I was lucky enough to be in Hong Kong during the Chinese New Year this year. In China it’s known as the Spring Festival.
In case you were wondering, the inventors of fireworks are still the undisputed champions.
The whole show was about 30 minutes, non-stop explosive action. Here’s ten minutes. I shot this video from Wan Chai, looking out at Tsim Sha Tsui. Amazing show!
Chinese New Year Fireworks – Hong Kong – February 11, 2013
…when the night and day are equally divided, Buddha appears on earth for a week to save stray souls and lead them to Nirvana.”
Thus, in Japan the Sundays prior to the spring equinox (shuubun no hi) and the fall equinox (shunbun no hi) are known as O-higan. Days on which families visit and honor the graves of the departed. Ancestors are said to watch over the family like tutelary, …Read more
White Day is the complementary holiday of Valentine’s Day in Japan, South Korea and Taiwan. Valentine’s Day is celebrated as well, but a little differently than in the U.S.
On Valentine’s Day women generally give gifts of chocolate and the sort to the men in their lives: giri choco (obligatory chocolate) and honmei-choco (chocolate with a romantic connotation).
“Giri choco …Read more
We tend to think of the environmental movement as something recent, that came along when the city passed out those big purple or blue recycling bins. But Tree-Planting Day is an ancient ritual in many cultures.
Arbor Day in China was originally a seasonal holiday observed during the Qingming Festival. Qingming means “Clear and Bright” (and no, it is not Scrabble eligible). Qingming falls 104 days after the winter solstice, on April 4th or 5th. During this time …Read more
March 10, 1959
It’s been over 50 years since the fated tragic uprising of Tibet in March 1959.
Mao Zedong’s newly empowered government invaded Tibet in 1950 to repudiate the state’s autonomy and enforce the communist line.
The Tibetan governor was taken prisoner by the People’s Liberation Army, leaving a 15 year-old Dalai Lama as the region’s leader. Opposition to Chinese rule grew steadily during the 1950s coming to a head in 1959.
The Khampas—the small Tibetan guerilla fighting force—requested …Read more
“A man’s usefulness to the revolutionary cause is like a screw in a machine. It is only by the many, many interconnected and fixed screws that the machine can move freely, increasing its enormous work power.”— from the Diary of Lei Feng
Since 1963, March 5th has been known as “Emulate Lei Feng Day” in China. Under Chairman Mao Zedong, schools would study Lei Feng’s diary, create Lei Feng teams to serve their communities, and teach …Read more
It’s Hina Matsuri, or Doll Day in Japan.
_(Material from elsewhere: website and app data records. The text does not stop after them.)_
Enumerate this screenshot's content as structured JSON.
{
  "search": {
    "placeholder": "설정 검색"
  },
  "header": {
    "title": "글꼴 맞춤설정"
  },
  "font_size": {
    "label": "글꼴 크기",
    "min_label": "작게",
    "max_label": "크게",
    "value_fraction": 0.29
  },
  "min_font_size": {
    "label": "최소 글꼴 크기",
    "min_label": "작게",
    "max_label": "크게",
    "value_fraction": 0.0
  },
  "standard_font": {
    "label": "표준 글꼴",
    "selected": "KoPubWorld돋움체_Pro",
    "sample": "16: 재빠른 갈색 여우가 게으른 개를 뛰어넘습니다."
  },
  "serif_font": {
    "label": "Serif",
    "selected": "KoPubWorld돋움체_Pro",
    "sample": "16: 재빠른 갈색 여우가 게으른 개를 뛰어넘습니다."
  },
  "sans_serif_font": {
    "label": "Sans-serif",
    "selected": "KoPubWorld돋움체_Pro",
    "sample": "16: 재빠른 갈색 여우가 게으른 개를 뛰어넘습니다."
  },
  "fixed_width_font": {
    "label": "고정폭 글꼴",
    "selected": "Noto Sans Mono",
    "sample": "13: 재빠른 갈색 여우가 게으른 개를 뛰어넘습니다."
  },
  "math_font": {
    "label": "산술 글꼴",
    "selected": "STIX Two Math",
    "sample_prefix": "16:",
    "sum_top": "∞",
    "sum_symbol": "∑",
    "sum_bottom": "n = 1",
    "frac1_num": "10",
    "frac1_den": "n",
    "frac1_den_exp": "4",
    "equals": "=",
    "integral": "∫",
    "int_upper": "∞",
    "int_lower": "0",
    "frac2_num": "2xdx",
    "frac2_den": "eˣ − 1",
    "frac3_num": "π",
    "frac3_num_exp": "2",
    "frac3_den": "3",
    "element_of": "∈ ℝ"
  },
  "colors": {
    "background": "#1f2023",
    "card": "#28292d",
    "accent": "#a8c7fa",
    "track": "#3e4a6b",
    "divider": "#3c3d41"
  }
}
But no, your old “Tickle Me Elmo” and Molly McIntire won’t cut it. These dolls are often handed down from generation to generation, and are displayed in a very ritualized manner once a year.
A full set of “Hina Ningyo” dolls can cost anywhere from $400 to $10,000, and consists of roughly 15 pieces—”figurines” may be a more accurate term. The main two dolls are the O-Dairi-sama and …Read more
228 Peace Memorial Park – Taipei
It started with a woman selling cigarettes.
February 27, 1947: Lin Jian-Mai was peddling black market cigarettes at a portable stand on Taiping Road in Taipei, Taiwan (then Formosa), when she was caught and arrested by anti-smuggling police from the “Kuomintang” (Chiang Kai-Shek’s Nationalist Chinese government). During the arrest she yelled and struggled with the agents, who had taken her wares and her cash. As a gathering crowd watched …Read more